Stored items:
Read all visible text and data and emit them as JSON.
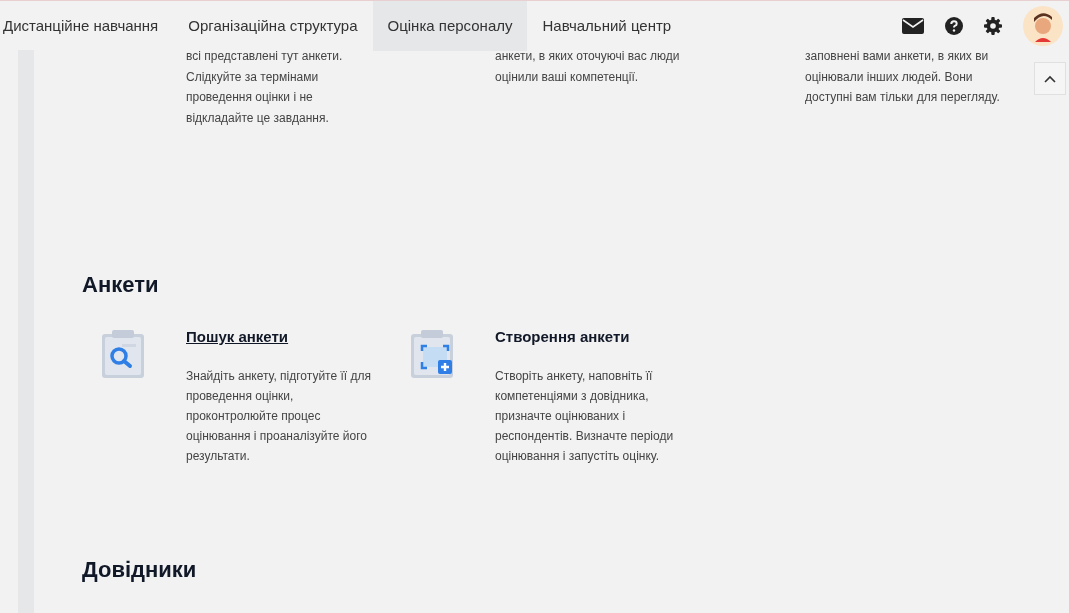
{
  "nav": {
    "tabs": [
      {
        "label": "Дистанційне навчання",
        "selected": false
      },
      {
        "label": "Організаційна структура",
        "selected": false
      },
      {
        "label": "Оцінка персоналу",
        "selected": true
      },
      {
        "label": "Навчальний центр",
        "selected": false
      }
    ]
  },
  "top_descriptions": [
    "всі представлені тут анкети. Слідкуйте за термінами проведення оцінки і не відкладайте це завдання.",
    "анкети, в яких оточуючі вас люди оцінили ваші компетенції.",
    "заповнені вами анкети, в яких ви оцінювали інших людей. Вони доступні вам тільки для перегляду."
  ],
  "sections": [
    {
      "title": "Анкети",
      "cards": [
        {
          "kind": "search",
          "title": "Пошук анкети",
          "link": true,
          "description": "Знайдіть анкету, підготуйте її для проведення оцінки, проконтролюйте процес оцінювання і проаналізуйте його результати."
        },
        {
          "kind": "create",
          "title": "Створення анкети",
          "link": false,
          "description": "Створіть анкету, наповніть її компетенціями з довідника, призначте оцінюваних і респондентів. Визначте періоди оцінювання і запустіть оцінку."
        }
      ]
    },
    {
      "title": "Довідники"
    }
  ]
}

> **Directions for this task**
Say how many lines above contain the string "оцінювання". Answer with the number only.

> **Exercise result**
2